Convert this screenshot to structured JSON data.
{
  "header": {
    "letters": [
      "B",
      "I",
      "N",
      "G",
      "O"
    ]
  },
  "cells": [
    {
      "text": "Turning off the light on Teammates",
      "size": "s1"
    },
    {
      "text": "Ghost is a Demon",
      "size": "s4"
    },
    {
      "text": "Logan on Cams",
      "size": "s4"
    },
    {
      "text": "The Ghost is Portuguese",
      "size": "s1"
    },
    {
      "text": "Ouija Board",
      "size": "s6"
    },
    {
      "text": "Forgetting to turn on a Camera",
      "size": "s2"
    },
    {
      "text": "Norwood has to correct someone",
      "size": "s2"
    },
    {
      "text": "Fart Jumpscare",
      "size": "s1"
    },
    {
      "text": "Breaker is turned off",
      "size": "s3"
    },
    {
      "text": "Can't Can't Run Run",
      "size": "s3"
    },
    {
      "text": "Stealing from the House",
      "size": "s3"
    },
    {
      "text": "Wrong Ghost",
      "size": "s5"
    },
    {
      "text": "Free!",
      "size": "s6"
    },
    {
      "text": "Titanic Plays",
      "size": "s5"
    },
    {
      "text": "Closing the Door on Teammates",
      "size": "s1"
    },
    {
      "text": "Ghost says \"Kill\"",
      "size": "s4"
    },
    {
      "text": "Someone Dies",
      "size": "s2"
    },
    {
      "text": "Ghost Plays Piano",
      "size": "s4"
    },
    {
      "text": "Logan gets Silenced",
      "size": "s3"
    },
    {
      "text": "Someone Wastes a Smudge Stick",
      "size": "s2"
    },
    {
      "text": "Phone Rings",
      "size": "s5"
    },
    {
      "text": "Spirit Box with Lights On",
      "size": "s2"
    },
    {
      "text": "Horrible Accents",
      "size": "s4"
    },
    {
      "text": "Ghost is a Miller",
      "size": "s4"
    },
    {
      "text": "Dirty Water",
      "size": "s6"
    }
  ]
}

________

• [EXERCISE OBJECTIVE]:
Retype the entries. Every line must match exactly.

• [FINISHED TASK]:
Convert this screenshot to structured JSON data.
{
  "header": {
    "letters": [
      "B",
      "I",
      "N",
      "G",
      "O"
    ]
  },
  "cells": [
    {
      "text": "Turning off the light on Teammates",
      "size": "s1"
    },
    {
      "text": "Ghost is a Demon",
      "size": "s4"
    },
    {
      "text": "Logan on Cams",
      "size": "s4"
    },
    {
      "text": "The Ghost is Portuguese",
      "size": "s1"
    },
    {
      "text": "Ouija Board",
      "size": "s6"
    },
    {
      "text": "Forgetting to turn on a Camera",
      "size": "s2"
    },
    {
      "text": "Norwood has to correct someone",
      "size": "s2"
    },
    {
      "text": "Fart Jumpscare",
      "size": "s1"
    },
    {
      "text": "Breaker is turned off",
      "size": "s3"
    },
    {
      "text": "Can't Can't Run Run",
      "size": "s3"
    },
    {
      "text": "Stealing from the House",
      "size": "s3"
    },
    {
      "text": "Wrong Ghost",
      "size": "s5"
    },
    {
      "text": "Free!",
      "size": "s6"
    },
    {
      "text": "Titanic Plays",
      "size": "s5"
    },
    {
      "text": "Closing the Door on Teammates",
      "size": "s1"
    },
    {
      "text": "Ghost says \"Kill\"",
      "size": "s4"
    },
    {
      "text": "Someone Dies",
      "size": "s2"
    },
    {
      "text": "Ghost Plays Piano",
      "size": "s4"
    },
    {
      "text": "Logan gets Silenced",
      "size": "s3"
    },
    {
      "text": "Someone Wastes a Smudge Stick",
      "size": "s2"
    },
    {
      "text": "Phone Rings",
      "size": "s5"
    },
    {
      "text": "Spirit Box with Lights On",
      "size": "s2"
    },
    {
      "text": "Horrible Accents",
      "size": "s4"
    },
    {
      "text": "Ghost is a Miller",
      "size": "s4"
    },
    {
      "text": "Dirty Water",
      "size": "s6"
    }
  ]
}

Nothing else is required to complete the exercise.